For the first few years, in the late 1980s, the fish were marketed as longfin koi. When looking at some of his new koi, LeFever brought his young son, Randy LeFever (who later went on to take over the company) to have a look at the fish. Once he got to see the exciting new fish, Randy quickly exclaimed “Dad, they look like butterflies!”. And thus, the name stuck! Butterfly koi are now known all over the world with many different breeders developing different butterfly varieties. Even some breeders in Japan, like Yamazaki and Suda, have been producing fantastic Butterfly koi over the last 20-30 years.


Unfortunately, however, since Butterfly koi were developed only recently and outside of Japan, they have yet to be accepted at Japanese koi shows. In fact, it is likely that this decision from the Japanese koi shows is the reason that many people consider Butterfly koi to be ‘mutts’ or not ‘proper koi’. That being said, Butterfly koi are still incredibly popular with many koi keepers and breeders and have had great success in koi shows in countries other than Japan, especially in the US! They are always in high demand and add a touch of elegance to any pond. Butterfly koi are of particular interest to koi keepers with windows in their ponds as the variety is very beautiful when viewed from a side angle, as you can see in the below video, which is quite unique for a koi as most varieties are bred and developed to have the best pattern when viewed from above.

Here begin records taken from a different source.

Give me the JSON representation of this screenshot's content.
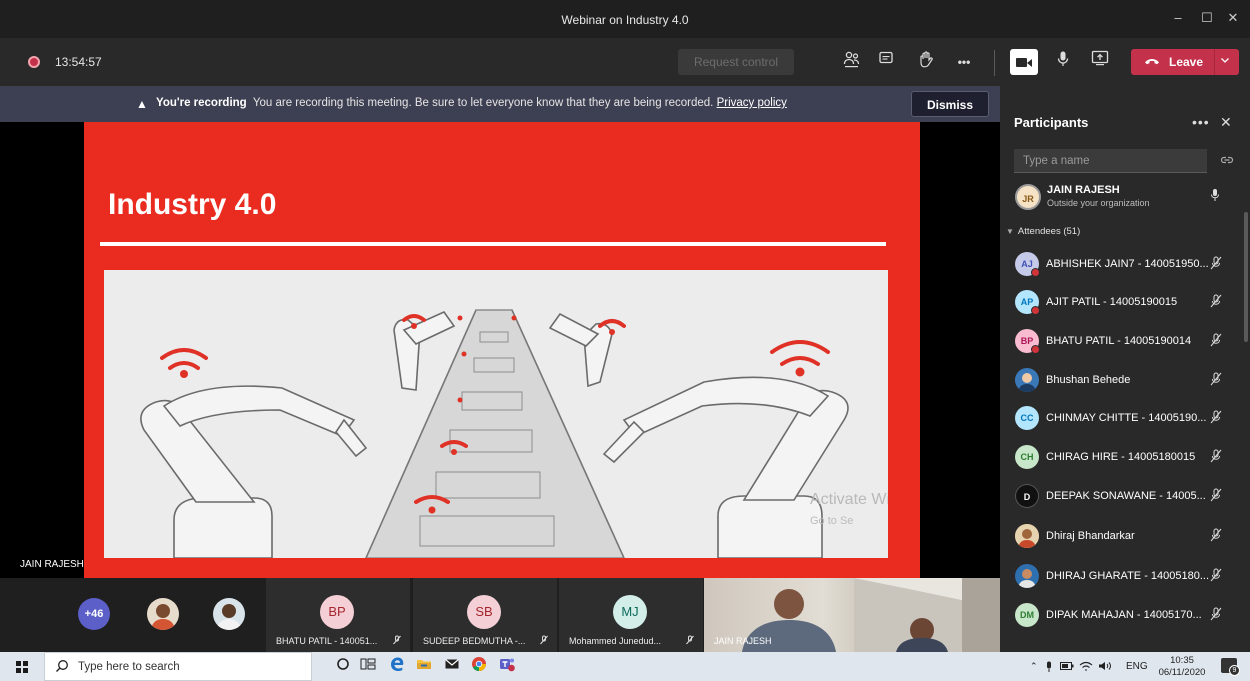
{
  "window": {
    "title": "Webinar on Industry 4.0",
    "controls": [
      "–",
      "☐",
      "✕"
    ]
  },
  "toolbar": {
    "timer": "13:54:57",
    "request_control": "Request control",
    "icons": [
      "participants-icon",
      "chat-icon",
      "raise-hand-icon",
      "more-icon"
    ],
    "more_glyph": "•••",
    "leave_label": "Leave",
    "colors": {
      "leave": "#c4314b",
      "toolbar": "#292929"
    }
  },
  "banner": {
    "warn_glyph": "▲",
    "heading": "You're recording",
    "message": "You are recording this meeting. Be sure to let everyone know that they are being recorded.",
    "policy_link": "Privacy policy",
    "dismiss": "Dismiss"
  },
  "slide": {
    "title": "Industry 4.0",
    "watermark_line1": "Activate Wi",
    "watermark_line2": "Go to Se",
    "colors": {
      "background": "#ea2b1f"
    }
  },
  "stage": {
    "speaker_name": "JAIN RAJESH"
  },
  "strip": {
    "overflow": "+46",
    "tiles": [
      {
        "initials": "BP",
        "name": "BHATU PATIL - 140051...",
        "avatar_bg": "#f4d0d6",
        "avatar_fg": "#a4262c"
      },
      {
        "initials": "SB",
        "name": "SUDEEP BEDMUTHA -...",
        "avatar_bg": "#f4d0d6",
        "avatar_fg": "#a4262c"
      },
      {
        "initials": "MJ",
        "name": "Mohammed Junedud...",
        "avatar_bg": "#d3eee8",
        "avatar_fg": "#0b6a5b"
      }
    ],
    "video_name": "JAIN RAJESH"
  },
  "participants": {
    "title": "Participants",
    "more_glyph": "•••",
    "close_glyph": "✕",
    "search_placeholder": "Type a name",
    "organizer": {
      "initials": "JR",
      "name": "JAIN RAJESH",
      "subtitle": "Outside your organization"
    },
    "attendees_heading": "Attendees (51)",
    "attendees": [
      {
        "initials": "AJ",
        "name": "ABHISHEK JAIN7 - 140051950...",
        "bg": "#c5cae9",
        "fg": "#3f51b5"
      },
      {
        "initials": "AP",
        "name": "AJIT PATIL - 14005190015",
        "bg": "#b3e5fc",
        "fg": "#0277bd"
      },
      {
        "initials": "BP",
        "name": "BHATU PATIL - 14005190014",
        "bg": "#f8bbd0",
        "fg": "#ad1457"
      },
      {
        "initials": "",
        "name": "Bhushan Behede",
        "bg": "#3a78b8",
        "fg": "#ffffff",
        "photo": true
      },
      {
        "initials": "CC",
        "name": "CHINMAY CHITTE - 14005190...",
        "bg": "#b3e5fc",
        "fg": "#0277bd"
      },
      {
        "initials": "CH",
        "name": "CHIRAG HIRE - 14005180015",
        "bg": "#c8e6c9",
        "fg": "#2e7d32"
      },
      {
        "initials": "D",
        "name": "DEEPAK SONAWANE - 14005...",
        "bg": "#111111",
        "fg": "#ffffff"
      },
      {
        "initials": "",
        "name": "Dhiraj Bhandarkar",
        "bg": "#d9a35f",
        "fg": "#ffffff",
        "photo": true
      },
      {
        "initials": "",
        "name": "DHIRAJ GHARATE - 14005180...",
        "bg": "#2e6fb0",
        "fg": "#ffffff",
        "photo": true
      },
      {
        "initials": "DM",
        "name": "DIPAK MAHAJAN - 14005170...",
        "bg": "#c8e6c9",
        "fg": "#2e7d32"
      }
    ]
  },
  "taskbar": {
    "search_placeholder": "Type here to search",
    "language": "ENG",
    "time": "10:35",
    "date": "06/11/2020",
    "notification_count": "9"
  }
}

So, what should you look for when picking a Butterfly koi?


The most important thing to consider when judging a Butterfly koi is the base variety. For example, a Butterfly Kohaku must follow all the rules for a Kohaku before the Butterfly qualities are even considered. In addition to this, the butterfly qualities are very difficult to judge themselves and often judging just comes down to personal preference.


Mixed Butterfly koi (Tosai) from breeder Suda

One of the interesting things about Butterfly koi is to do with the growth and development of the fish as it gets larger. Normally, when a koi gets to around 3-4 years old, it reaches maturity and its growth slows down. Typically, a koi will continue to grow and get bigger for its whole lifetime, but it is at this age that the growth slows dramatically compared to the first few years of its life. The Butterfly koi grow and develop in the same way with regards to their body but not their fins. In fact, once a Butterfly koi reaches maturity, the fins and tail start growing at an even faster rate than when the koi is young! The fins will continue growing and developing dramatically for the rest of the koi’s lifetime. This means that the older the koi, the longer and more impressive the finnage is. The oldest Butterfly koi are often compared to long dragons with the way they glide through the water. Unfortunately, this means that you cannot specifically judge a Butterfly koi on its finnage as the length of the fins in relation to the body is dependent entirely on the age of the fish. That being said, a good body to fin ratio for a Tosai butterfly koi (up to a year old) is 1:5. For a Nisai butterfly koi (between 1 and 2 years old), it is 1:4. And, for a Sansai butterfly koi (between 2 and 3 years old) the ratio is 1:3. For a mature koi, the ratio should be at least 1:3 but could be up to 1:1 when the fins and tail are as long as the body of the koi!



Butterfly koi are a truly stunning koi that will stand out in any pond for their grace and beauty. The Butterfly fins and tail have been developed in almost every koi variety now so there really is a Butterfly koi for everyone! Take a look at our current stock of Butterfly koi here: